Selling your business is a journey, not a destination. Whether you’re working to increase value, considering potential buyers, or thinking beyond the sale to life's next chapter, the path to sell-side readiness is multifaceted. However, no matter where you are in the transition process, the next step is clear: start now. The preparation you undertake today will not only maximize the value of your business but also ensure a smoother and more purposeful transition.

About the Author(s)

Amber Ferrie

Amber J. Ferrie, CPA, ABV, CFF, CM&AA

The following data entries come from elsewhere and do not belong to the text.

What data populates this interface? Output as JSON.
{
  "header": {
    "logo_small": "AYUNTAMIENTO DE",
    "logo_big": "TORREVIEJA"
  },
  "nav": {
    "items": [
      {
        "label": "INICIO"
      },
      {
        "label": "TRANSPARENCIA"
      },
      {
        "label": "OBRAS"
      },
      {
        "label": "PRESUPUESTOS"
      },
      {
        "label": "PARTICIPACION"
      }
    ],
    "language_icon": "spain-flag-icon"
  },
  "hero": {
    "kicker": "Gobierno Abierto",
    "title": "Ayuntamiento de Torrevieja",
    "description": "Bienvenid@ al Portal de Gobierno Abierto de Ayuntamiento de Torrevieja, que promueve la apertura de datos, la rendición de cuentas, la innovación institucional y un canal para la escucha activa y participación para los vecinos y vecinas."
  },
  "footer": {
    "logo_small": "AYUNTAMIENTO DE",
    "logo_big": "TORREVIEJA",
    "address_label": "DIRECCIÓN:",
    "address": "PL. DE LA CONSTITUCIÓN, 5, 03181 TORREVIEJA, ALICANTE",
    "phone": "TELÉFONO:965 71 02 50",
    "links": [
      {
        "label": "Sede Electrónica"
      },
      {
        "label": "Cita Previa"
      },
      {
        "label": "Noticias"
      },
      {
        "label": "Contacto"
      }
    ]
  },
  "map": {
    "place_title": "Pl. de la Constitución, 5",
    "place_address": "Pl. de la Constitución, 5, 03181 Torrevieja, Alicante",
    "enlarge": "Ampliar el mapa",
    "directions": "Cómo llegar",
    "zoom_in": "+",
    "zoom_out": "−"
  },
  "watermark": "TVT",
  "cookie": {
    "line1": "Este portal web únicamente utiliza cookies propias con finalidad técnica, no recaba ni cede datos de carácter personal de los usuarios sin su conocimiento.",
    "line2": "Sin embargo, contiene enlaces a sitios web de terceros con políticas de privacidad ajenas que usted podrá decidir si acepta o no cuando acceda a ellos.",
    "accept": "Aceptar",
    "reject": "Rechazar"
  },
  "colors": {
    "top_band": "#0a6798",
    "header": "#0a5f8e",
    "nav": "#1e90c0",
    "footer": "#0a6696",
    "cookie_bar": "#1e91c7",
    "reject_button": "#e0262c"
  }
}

Partner/Transaction Advisory & Private Equity Industry Leader
Since 2004, Amber has performed business valuations and other consulting services for Eide Bailly clients. She specializes in business transaction advisory services, providing sell-side advisory services to lower and middle market clients who are looking to sell their business, as well as buy-side advisory services for parties interested in purchasing an existing business.
Kyle Orwick

Kyle Orwick, CPA, CMAA

Partner – Transaction Advisory
Kyle helps clients makes sense of the numbers during a sales process or an acquisition. He helps them understand the risks and opportunities involved in the business being sold, and he provides insight into overcoming risks and taking advantage of the available opportunities.